The Keweenaw Bay Tribal Hatchery was established in October 1989 and moved into its present 15 acre location on Pequaming Bay of Lake Superior in March 1993. From 1995 to 2005, the KBIC signed five Memorandum of Understanding agreements with the U.S. Fish and Wildlife Service to temporarily utilize the Keweenaw Bay Tribal Hatchery as a lake and brook trout isolation facility. The operational plan called for the transfer of wild lake trout and coaster brook trout eggs directly to this tribal facility. Once the fish passed a two-year disease clearance period, they were transferred (as future broodstock) to other Federal/State hatcheries.
The KBIC was concerned with population restoration of the brook trout fishery in the western Upper Peninsula and began its stocking program in 1997. Modern management assessments frequently cite poor survival due to the harsh Lake Superior Basin winters as a cause of the decline in this fishery. In response to this, the KBIC has collaborated with Ashland Fish & Wildlife Conservation Office (FWCO) and the Ottawa National Forest (ONF) to create a Lake Superior basin strain, the Jumbo River brook trout. Wild fish were collected in 1997, 1999, 2005, 2009, and 2011 and developed broodstock are currently being reared within our hatchery facilities. KBIC coordinates with ONF and MDNR on stream stocking and subsequent collections of wild gametes.

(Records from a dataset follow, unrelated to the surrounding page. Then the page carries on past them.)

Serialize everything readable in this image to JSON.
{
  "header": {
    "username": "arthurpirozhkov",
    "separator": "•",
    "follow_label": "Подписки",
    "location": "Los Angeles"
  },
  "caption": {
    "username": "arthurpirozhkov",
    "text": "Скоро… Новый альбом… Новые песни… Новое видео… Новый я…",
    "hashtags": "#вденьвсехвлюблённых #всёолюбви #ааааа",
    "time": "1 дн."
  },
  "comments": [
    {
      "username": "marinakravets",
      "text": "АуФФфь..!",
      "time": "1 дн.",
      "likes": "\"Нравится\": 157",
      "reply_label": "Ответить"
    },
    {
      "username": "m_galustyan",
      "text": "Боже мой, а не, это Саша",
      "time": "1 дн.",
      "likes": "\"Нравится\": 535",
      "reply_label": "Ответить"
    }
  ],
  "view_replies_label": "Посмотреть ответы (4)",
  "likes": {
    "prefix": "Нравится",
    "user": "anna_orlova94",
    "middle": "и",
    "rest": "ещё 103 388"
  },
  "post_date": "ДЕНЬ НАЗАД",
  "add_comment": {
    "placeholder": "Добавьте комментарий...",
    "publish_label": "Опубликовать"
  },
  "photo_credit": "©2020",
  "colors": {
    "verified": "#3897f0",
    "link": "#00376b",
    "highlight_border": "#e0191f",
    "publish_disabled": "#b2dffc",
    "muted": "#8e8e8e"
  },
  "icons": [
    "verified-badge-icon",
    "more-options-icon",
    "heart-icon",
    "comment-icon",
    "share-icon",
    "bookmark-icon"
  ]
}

KBNRD initiated a walleye rearing and management program in 2009. A designated site for walleye rearing ponds development is located near the Village of L’Anse in Baraga County, Michigan. The walleye rearing ponds consist of two ½ acre ponds, expanding next year to include an acre pond, incubation building, and well. KBNRD intends to continue to manage the local walleye fishery with strategic stockings of walleye.
Ultimately, the goal of Keweenaw Bay's tribal hatchery is to rear native fish (lake and brook trout and walleye) for stocking into Lake Superior and adjacent streams to provide a self-sustaining fishery on the reservation and 1842 ceded waters. Our current production goal is 50,000 lake trout yearlings (6" fish), 40,000 brook trout yearlings, 30,000 coaster brook trout and 50,000 walleye fry annually.
Half of the funds for running these facilities stem from gaming profits, an indication of the tribe's commitment to this fishery. This commitment involves not only re-stocking efforts, but tribal participation in fishery assessments and cooperative work towards achieving a healthy fishery habitat. Keweenaw Bay Tribal Hatchery cooperators have included USFWS, ONF, USDA-NRCS, LVD, CORA, and MDNR.